No doubt many of you will have been pleased by two recent pieces of news the Office of Fair Trading’s announcement of another investigation into UK retail fuel pricing, and the Energy Minister’s pledge to refer the workings of the international fuel price mechanisms to the Financial Services Authority.
Either or both of these moves may even lead to some major structural changes in the industry eventually. The more cynical viewpoint may be that the government now has an excuse not to ’interfere’ in the market before the outcome of these enquiries is published, and so go ahead with the next scheduled fuel duty increase on January 1, 2013.
The OFT isn’t due to report until the end of that month, and any investigation into the international market is likely to be a long drawn-out affair. Apart from the inevitable delays while these investigations take place, there are deeper reasons why it may be unrealistic for the petrol retail industry to expect salvation from government.
For a start, previous investigations have hardly resulted in any positive news for petrol retailers. Then there’s the major obstacle that no government will try to level the playing field for the independent sector of this industry if that results in supermarket pump prices rising. The supermarkets are big players in UK politics and their advertising budgets carry a lot of weight with the popular press.
It may seem churlish to suggest it, but perhaps governments aren’t really interested in petrol retailers at all? There are currently several different lobbying groups each claiming success for these moves. They include specialists such as the PRA and Road Haulage Association, as well as the more general consumer groups such as the AA.
With an unpopular government facing an electorate already sick of austerity measures, how much weight is carried by a single-interest group such as petrol retailers?
The one cause that unites these lobbyists is a desire to see overall/peak fuel prices lowered. But one has to question whether these different groups actually have anything else that they’d agree upon beyond pump price levels. Outcomes that may seem good for the road haulage industry may not be so welcome to petrol retailers (and vice-versa) while developments that suit a dealer chain may be of little help to the dealer struggling with one site.
The recent developments won’t do any harm, but they don’t necessarily help with the financial issues facing independent fuel retailers; problems that individual retailers have little power to address, but where a united approach might achieve some tangible relief before any long-term political outcomes are even announced. The reality is that the solutions to these problems might not always sit comfortably with the interests of other pressure groups but these are problems that contribute to the continuing closure of independent fuel retailers. And problems which prevent dealers from being able to reinvest and expand their sites; problems that affect the ability of independent dealers to compete against the marketing tactics of the supermarket chains. Fuel pricing is important, but there are other issues more specific to independent fuel retailers:

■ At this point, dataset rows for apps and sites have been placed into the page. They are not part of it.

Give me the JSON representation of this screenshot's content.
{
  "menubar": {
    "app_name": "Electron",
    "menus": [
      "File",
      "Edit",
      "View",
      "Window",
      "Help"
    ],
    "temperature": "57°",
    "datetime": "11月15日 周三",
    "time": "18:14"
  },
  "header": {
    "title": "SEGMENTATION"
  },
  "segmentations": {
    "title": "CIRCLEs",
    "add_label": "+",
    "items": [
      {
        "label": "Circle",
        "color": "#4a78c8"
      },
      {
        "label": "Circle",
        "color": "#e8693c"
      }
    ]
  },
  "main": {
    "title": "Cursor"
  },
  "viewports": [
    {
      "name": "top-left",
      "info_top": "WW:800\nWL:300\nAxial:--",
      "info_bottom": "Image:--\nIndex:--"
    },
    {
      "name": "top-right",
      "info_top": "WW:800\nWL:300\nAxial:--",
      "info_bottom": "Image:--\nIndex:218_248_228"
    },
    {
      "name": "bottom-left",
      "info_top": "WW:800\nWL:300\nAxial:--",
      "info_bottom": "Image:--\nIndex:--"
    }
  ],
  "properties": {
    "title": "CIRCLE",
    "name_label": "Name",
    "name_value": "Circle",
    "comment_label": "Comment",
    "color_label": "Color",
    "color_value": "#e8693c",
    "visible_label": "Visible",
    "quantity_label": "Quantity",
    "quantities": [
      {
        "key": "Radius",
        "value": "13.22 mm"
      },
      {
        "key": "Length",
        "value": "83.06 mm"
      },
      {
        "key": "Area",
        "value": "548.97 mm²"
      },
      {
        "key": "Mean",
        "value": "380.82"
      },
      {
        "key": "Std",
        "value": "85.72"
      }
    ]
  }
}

Why do many independent dealers find that there’s almost no choice when it comes to supply terms? Many small-volume and/or rural dealers find that they are disadvantaged by the additional costs imposed on deliveries to them, either through location or because their sites don’t have the ability to take ’standard’ modern tanker loads. For them, and for a great many ’normal’ dealers at single sites or small networks, the ’DD on third working day after delivery’ is virtually the only ’option’ when it comes to contract renewal.
Card payment terms
The terms ’offered’ by some of the fuel-card operators are archaic. Why, in 2012, does the retailer still have to wait around two weeks before receiving payment for some of their fuel sales? To rub salt in the wound, these are often the largest transactions on the forecourt dispense 400 litres of premium diesel in one go and then wait 14-21 days to see the cash. Individual retailers aren’t able to persuade the fleet cards to improve payments, the whole industry might.
Card Merchant Fees
Debit cards are generally fixed-price per transaction, but virtually all other plastic payments are subject to a straight percentage off the retail price. With a pump price of 145.9ppl, a 1.5% merchant fee takes 2.19ppl off the retailer’s gross margin before the sale is even in the bank. No individual retailer can risk surcharging the customer, just as no individual retailer wants to see the sale go to a competitor if they remove the card payment facility. But collectively the industry is losing a serious chunk of its income in merchant fees, and the card companies have a built-in price escalator the government’s duty hikes result in an automatic pay rise for the card companies at the retailer’s expense.
Bank Lending and Charges
As fuel prices and hence stockholding costs have risen, many dealers have gone to their banks asking for increased overdraft facilities. The lucky ones came away with their existing facility renewed; the less fortunate found the bank asking for some of their existing overdraft to be repaid.
There does seem to be widespread ignorance about petrol retailing among bank managers. Perhaps a trade body would be able to get a little more closely involved with at least one bank and show them how retailers work and what support they need?
By all means let’s hope that there’s a proper enquiry into fuel pricing, but in the meantime, independent dealers should unite to tackle some of the day-to-day problems they currently face, rather than waiting for a solution from above.